The best prospects for Georgia exports to the eastern Mediterranean include security-related products, gourmet foods and medical supplies, but Israel remains Georgia’s top trading partner in that region, according to Sherwin Pomerantz, director of the state’s office in Jerusalem.

Mr. Pomerantz, who recruits companies from the eastern Mediterranean to open operations in Georgia and assists Georgia companies to enter markets in that region, gave a special briefing on trade opportunities during an American-Israel Chamber of Commerce meeting last week at the offices of Powell Goldstein LLP.

“About 99 percent of Georgia’s foreign direct investment from the eastern Mediterranean comes from Israel. However, we know that the Arab countries are interested in American products,” he told GlobalAtlanta following his presentation.

Mr. Pomerantz said that the economies of Jordan, Turkey and the United Arab Emirates are opening to U.S. imports. Mistrust of Israel by its Arab neighbors may be a factor in doing business in the region, but the situation is improving and business goes on despite political differences, he said.
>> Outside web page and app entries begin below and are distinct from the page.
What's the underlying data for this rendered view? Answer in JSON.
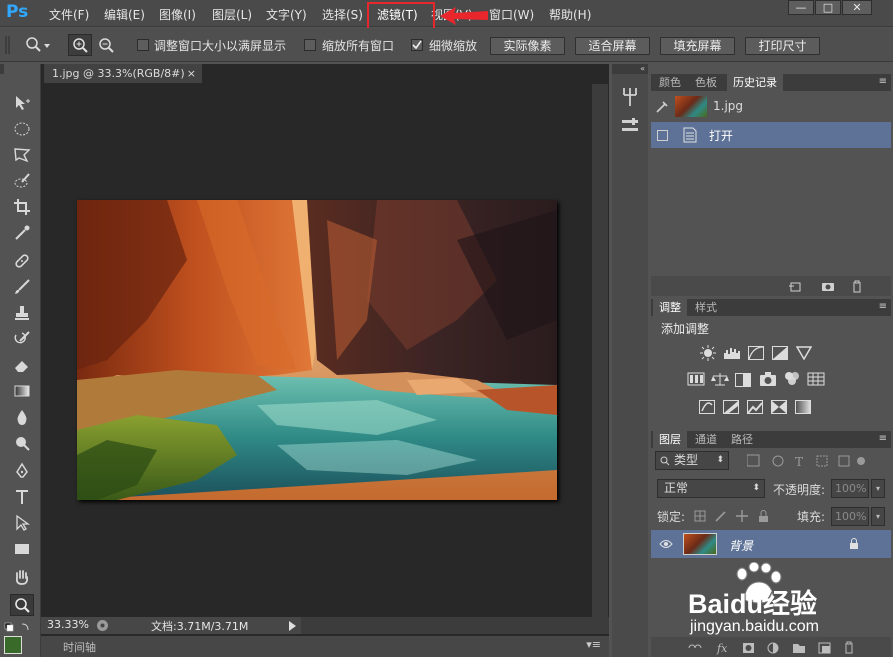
{
  "app": {
    "logo": "Ps"
  },
  "menubar": {
    "items": [
      "文件(F)",
      "编辑(E)",
      "图像(I)",
      "图层(L)",
      "文字(Y)",
      "选择(S)",
      "滤镜(T)",
      "视图(V)",
      "窗口(W)",
      "帮助(H)"
    ],
    "highlighted_item": "滤镜(T)",
    "window_controls": [
      "—",
      "□",
      "✕"
    ]
  },
  "options_bar": {
    "checkboxes": [
      {
        "label": "调整窗口大小以满屏显示",
        "checked": false
      },
      {
        "label": "缩放所有窗口",
        "checked": false
      },
      {
        "label": "细微缩放",
        "checked": true
      }
    ],
    "buttons": [
      "实际像素",
      "适合屏幕",
      "填充屏幕",
      "打印尺寸"
    ]
  },
  "document": {
    "tab_title": "1.jpg @ 33.3%(RGB/8#)",
    "tab_close": "×",
    "zoom": "33.33%",
    "doc_info": "文档:3.71M/3.71M"
  },
  "timeline": {
    "label": "时间轴"
  },
  "history_panel": {
    "tabs": [
      "颜色",
      "色板",
      "历史记录"
    ],
    "active_tab": "历史记录",
    "snapshot": "1.jpg",
    "states": [
      "打开"
    ]
  },
  "adjustments_panel": {
    "tabs": [
      "调整",
      "样式"
    ],
    "active_tab": "调整",
    "title": "添加调整"
  },
  "layers_panel": {
    "tabs": [
      "图层",
      "通道",
      "路径"
    ],
    "active_tab": "图层",
    "filter_kind": "类型",
    "blend_mode": "正常",
    "opacity_label": "不透明度:",
    "opacity_value": "100%",
    "lock_label": "锁定:",
    "fill_label": "填充:",
    "fill_value": "100%",
    "layers": [
      {
        "name": "背景",
        "locked": true,
        "visible": true
      }
    ]
  },
  "watermark": {
    "brand": "Baidu经验",
    "url": "jingyan.baidu.com"
  },
  "colors": {
    "highlight_red": "#e8262b",
    "selected_row": "#5d7296",
    "ps_blue": "#31a8ff"
  }
}
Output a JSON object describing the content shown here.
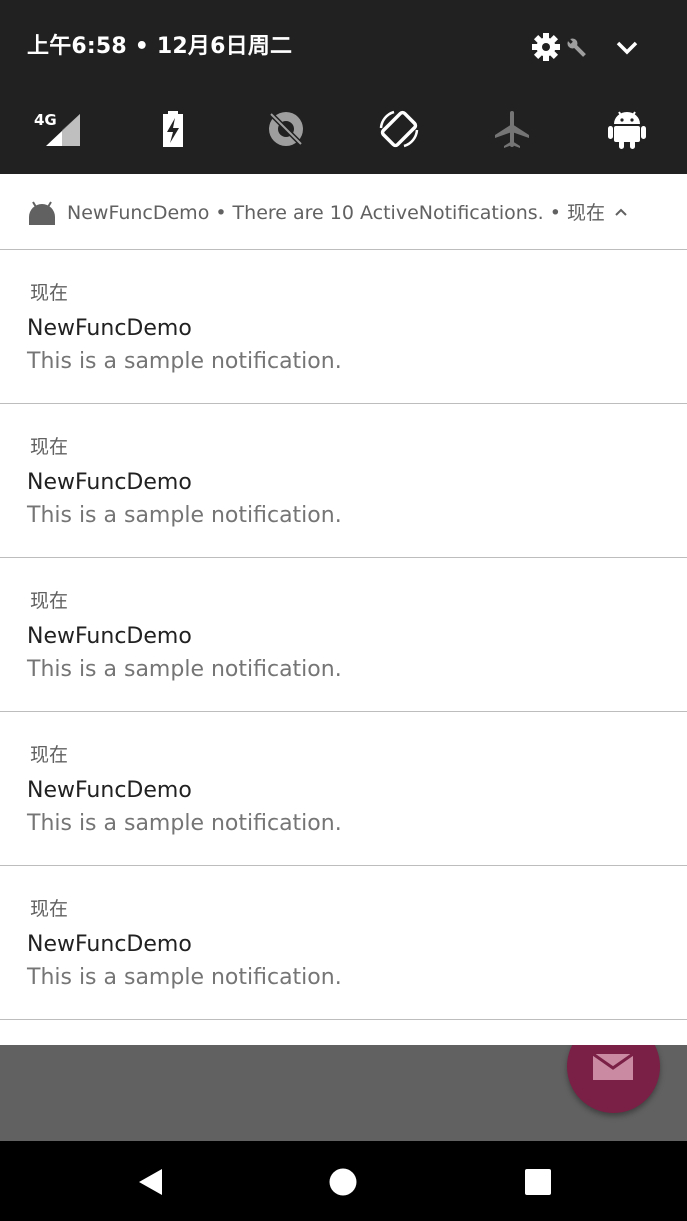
{
  "status": {
    "datetime": "上午6:58 • 12月6日周二",
    "network_label": "4G"
  },
  "quick_settings": {
    "tiles": [
      {
        "name": "cellular-signal-icon"
      },
      {
        "name": "battery-saver-icon"
      },
      {
        "name": "location-off-icon"
      },
      {
        "name": "auto-rotate-icon"
      },
      {
        "name": "airplane-mode-icon"
      },
      {
        "name": "android-icon"
      }
    ]
  },
  "group": {
    "app_name": "NewFuncDemo",
    "summary": "There are 10 ActiveNotifications.",
    "time": "现在",
    "separator": "•"
  },
  "notifications": [
    {
      "time": "现在",
      "title": "NewFuncDemo",
      "text": "This is a sample notification."
    },
    {
      "time": "现在",
      "title": "NewFuncDemo",
      "text": "This is a sample notification."
    },
    {
      "time": "现在",
      "title": "NewFuncDemo",
      "text": "This is a sample notification."
    },
    {
      "time": "现在",
      "title": "NewFuncDemo",
      "text": "This is a sample notification."
    },
    {
      "time": "现在",
      "title": "NewFuncDemo",
      "text": "This is a sample notification."
    }
  ],
  "colors": {
    "header_bg": "#212121",
    "fab": "#7a1f45",
    "navbar": "#000000"
  }
}
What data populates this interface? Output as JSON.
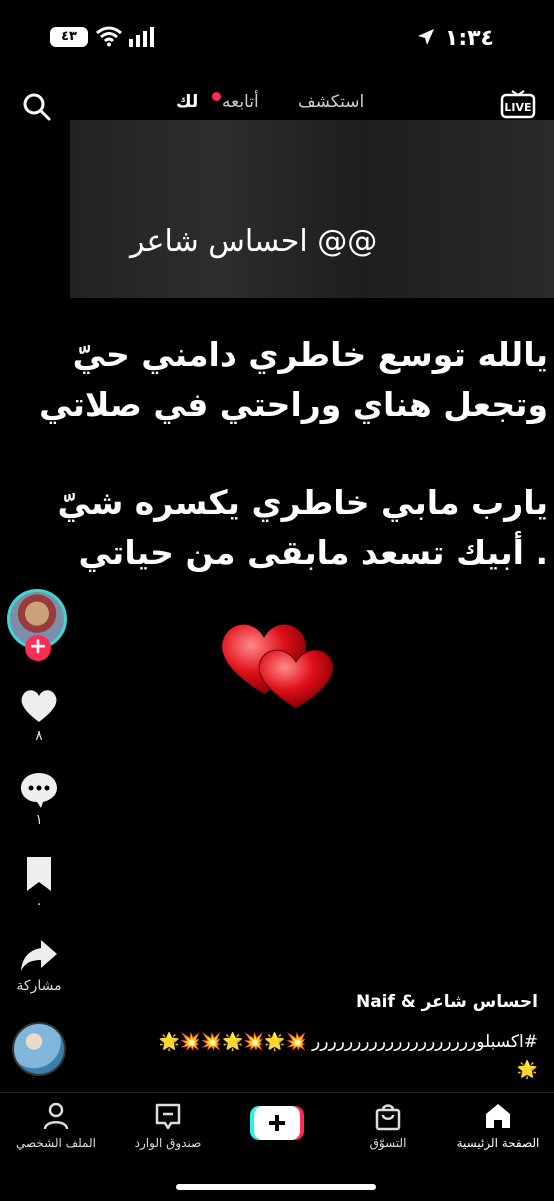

Bahrain, in fact, which recently lifted its boycott on Israeli goods, may be a “jumping off point” from which Georgia companies could enter other Arab countries, he added.

“We believe that Georgia’s potential for business in Israel and the eastern Mediterranean is nowhere realized… Our job is to help people look past the barriers and just do business,” Mr. Pomerantz said.

Since the U.S. has had a free trade agreement with Israel for 20 years, trading with Israel is fairly straight-forward, he said. Security-related products have good potential in Israeli markets, as do computer hardware and medical equipment imports.

Non-prescription drugs are soon to be sold in grocery and convenience stores in Israel, as opposed to only at pharmacies, so this will open a new market for Georgia suppliers, according to Mr. Pomerantz.

Jordan also has a free trade pact with the U.S., which, like in Israel, places no limitations on foreign ownership of companies operating in Jordan. Georgia companies should be careful of regulations in other countries in the region, however, that may require exclusivity agreements that cannot be broken, Mr. Pomerantz said.

With or without free trade agreements in place, “qualified industrial zones” in these countries are good locations for foreign investment in manufacturing centers, he added.

Jordan has its own pharmaceuticals and phosphates industries, but it needs “just about everything else,” including development in the country’s telecommunications, highway and water supply infrastructure. Information technology is also a growing sector in Jordan, with King Abdullah’s initiative to compete with the UAE in software and hardware development.

In addition, Jordan is striving to become a healthcare hub in the Middle East, so the demand for medical equipment should increase over the next few years, according to Mr. Pomerantz. There is also a growing market for transportation equipment and parts, as well as farm machinery and environmental technologies such as water purification and waste disposal.

Turkey, another country under Mr. Pomerantz’s jurisdiction, has joined the European Customs Union and is a candidate for full European Union membership, so it is beginning to adopt EU standards for environmental regulation and agricultural and medical device importation.

As such, there is a market in Turkey for Georgia suppliers of gourmet foods, excluding wine, as well as refurbished and new medical equipment and supplies, Mr. Pomerantz said. Turkey’s medical sector is expected to continue to grow, with an estimated 20 percent annual growth rate for imports of medical equipment from America.

The Turkish defense and security sector is ripe for U.S. imports, and the upcoming privatization of Turk Telecom, one of the country’s largest telecommunications firms, will open opportunities in all areas of telecommunications, Mr. Pomerantz noted.

Mr. Pomerantz assists Georgia small- and medium-sized companies in the eastern Mediterranean. He recently helped Acworth-based Americo Manufacturing Inc., a manufacturer of industrial floor and restroom maintenance products, enter the Israeli market. He is available to answer questions from any Georgia company interested in doing business in the region.

Contact Mr. Pomerantz at or (972) 2-571-0713 or visit for more information.